● **Component data from apps and pages**
-.-.-

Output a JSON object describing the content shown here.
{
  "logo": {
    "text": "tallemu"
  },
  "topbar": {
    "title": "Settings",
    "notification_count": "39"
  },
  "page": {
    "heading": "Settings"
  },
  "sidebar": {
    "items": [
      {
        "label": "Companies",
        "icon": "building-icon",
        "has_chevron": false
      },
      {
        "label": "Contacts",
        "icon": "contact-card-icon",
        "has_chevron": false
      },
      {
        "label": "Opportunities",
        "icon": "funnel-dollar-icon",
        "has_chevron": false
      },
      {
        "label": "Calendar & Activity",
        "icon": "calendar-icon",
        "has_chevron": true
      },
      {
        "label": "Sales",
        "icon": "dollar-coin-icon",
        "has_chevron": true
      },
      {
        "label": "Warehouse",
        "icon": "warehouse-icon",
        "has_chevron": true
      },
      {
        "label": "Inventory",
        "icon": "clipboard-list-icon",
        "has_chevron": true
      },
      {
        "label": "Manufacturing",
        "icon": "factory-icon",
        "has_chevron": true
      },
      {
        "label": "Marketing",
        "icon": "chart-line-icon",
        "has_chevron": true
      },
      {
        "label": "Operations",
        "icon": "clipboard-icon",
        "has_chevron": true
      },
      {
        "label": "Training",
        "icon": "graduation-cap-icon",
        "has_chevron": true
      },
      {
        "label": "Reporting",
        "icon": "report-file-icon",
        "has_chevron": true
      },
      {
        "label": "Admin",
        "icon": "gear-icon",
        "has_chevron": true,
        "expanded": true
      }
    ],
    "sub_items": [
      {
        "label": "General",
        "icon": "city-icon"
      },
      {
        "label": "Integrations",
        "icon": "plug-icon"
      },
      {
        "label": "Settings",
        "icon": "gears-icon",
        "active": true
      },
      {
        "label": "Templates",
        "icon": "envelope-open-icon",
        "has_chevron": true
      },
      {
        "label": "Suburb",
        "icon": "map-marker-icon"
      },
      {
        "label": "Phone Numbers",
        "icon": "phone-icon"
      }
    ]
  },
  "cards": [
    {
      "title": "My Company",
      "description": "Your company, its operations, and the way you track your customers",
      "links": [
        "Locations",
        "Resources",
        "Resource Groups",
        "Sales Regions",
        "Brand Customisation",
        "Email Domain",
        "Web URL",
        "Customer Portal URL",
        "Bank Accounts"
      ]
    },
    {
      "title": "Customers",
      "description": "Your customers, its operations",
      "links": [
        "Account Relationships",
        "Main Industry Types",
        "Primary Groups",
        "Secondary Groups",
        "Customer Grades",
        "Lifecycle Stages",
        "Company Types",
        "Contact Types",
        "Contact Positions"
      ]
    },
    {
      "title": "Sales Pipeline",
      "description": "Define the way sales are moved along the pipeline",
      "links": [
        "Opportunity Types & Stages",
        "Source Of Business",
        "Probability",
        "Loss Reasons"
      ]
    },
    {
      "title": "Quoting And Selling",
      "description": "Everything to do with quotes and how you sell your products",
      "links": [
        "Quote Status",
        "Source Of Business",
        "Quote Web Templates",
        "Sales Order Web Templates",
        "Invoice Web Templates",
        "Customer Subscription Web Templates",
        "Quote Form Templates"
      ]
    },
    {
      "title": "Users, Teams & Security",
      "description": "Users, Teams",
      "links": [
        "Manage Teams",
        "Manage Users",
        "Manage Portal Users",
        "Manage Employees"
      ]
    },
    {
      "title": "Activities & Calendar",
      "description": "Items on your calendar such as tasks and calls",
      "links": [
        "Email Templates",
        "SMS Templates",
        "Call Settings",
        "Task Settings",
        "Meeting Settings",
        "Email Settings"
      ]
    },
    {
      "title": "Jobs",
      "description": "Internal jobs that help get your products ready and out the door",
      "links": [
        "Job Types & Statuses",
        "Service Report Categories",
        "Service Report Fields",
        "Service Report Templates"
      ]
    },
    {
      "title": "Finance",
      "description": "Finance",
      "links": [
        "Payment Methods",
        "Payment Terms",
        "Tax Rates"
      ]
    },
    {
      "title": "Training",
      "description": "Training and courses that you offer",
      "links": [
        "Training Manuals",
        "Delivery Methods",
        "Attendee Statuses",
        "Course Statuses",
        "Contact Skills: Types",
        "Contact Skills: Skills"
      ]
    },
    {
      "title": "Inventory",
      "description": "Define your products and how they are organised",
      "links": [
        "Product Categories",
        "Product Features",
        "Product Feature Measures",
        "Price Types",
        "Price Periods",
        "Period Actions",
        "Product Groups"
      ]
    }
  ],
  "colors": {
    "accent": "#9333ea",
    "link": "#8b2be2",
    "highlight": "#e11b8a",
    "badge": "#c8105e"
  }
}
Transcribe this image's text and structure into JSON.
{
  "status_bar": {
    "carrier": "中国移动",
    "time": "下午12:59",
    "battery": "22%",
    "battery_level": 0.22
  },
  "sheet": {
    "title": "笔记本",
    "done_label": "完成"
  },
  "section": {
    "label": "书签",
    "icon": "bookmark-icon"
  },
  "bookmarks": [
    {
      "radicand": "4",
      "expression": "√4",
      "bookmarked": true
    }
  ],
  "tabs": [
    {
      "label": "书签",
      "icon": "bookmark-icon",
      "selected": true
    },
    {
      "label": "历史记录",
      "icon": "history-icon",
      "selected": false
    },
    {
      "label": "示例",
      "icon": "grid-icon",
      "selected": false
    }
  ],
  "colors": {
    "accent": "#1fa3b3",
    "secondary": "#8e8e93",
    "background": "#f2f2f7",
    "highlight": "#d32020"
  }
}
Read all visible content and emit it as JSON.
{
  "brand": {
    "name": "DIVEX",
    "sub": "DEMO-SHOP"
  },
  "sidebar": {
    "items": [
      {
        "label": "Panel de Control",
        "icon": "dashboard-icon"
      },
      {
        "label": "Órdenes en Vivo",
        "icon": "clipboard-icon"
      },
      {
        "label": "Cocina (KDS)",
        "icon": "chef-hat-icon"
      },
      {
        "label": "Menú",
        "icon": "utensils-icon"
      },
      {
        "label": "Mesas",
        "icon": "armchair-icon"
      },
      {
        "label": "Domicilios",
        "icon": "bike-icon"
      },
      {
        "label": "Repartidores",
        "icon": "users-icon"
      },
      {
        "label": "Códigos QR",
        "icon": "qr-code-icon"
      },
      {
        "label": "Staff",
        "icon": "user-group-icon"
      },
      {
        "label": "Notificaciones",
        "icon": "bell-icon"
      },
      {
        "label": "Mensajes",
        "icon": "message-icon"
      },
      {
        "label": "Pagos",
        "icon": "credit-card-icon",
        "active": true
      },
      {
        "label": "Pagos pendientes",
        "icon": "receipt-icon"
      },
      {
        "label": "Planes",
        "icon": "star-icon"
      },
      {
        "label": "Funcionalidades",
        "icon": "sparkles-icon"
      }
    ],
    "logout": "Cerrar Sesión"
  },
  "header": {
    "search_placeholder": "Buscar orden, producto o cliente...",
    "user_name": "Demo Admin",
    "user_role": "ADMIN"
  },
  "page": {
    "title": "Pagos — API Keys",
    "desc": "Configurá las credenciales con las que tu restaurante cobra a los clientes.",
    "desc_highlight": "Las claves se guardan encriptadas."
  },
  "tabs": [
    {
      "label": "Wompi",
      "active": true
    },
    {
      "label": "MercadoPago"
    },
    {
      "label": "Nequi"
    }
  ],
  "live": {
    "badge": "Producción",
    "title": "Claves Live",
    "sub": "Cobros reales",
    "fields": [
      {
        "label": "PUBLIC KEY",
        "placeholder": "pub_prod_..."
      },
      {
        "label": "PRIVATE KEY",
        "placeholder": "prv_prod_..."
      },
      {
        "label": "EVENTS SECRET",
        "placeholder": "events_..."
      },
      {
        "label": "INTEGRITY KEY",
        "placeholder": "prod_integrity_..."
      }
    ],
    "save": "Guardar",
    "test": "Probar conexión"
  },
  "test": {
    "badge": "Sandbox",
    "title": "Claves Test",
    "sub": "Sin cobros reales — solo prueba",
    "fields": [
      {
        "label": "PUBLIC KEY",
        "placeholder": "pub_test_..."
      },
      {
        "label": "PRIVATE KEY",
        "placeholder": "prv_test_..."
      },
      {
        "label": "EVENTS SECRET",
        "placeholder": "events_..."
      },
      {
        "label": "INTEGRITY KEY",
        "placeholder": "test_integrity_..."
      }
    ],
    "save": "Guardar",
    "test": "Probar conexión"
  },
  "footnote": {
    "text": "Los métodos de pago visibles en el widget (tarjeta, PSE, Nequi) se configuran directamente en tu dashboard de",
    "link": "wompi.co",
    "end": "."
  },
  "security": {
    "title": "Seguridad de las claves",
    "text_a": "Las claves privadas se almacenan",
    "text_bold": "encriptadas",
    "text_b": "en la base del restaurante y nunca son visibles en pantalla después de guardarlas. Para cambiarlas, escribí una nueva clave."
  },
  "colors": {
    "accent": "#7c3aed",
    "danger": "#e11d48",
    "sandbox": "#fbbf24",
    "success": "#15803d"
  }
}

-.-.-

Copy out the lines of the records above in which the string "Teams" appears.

      "title": "Users, Teams & Security",
      "description": "Users, Teams",
        "Manage Teams",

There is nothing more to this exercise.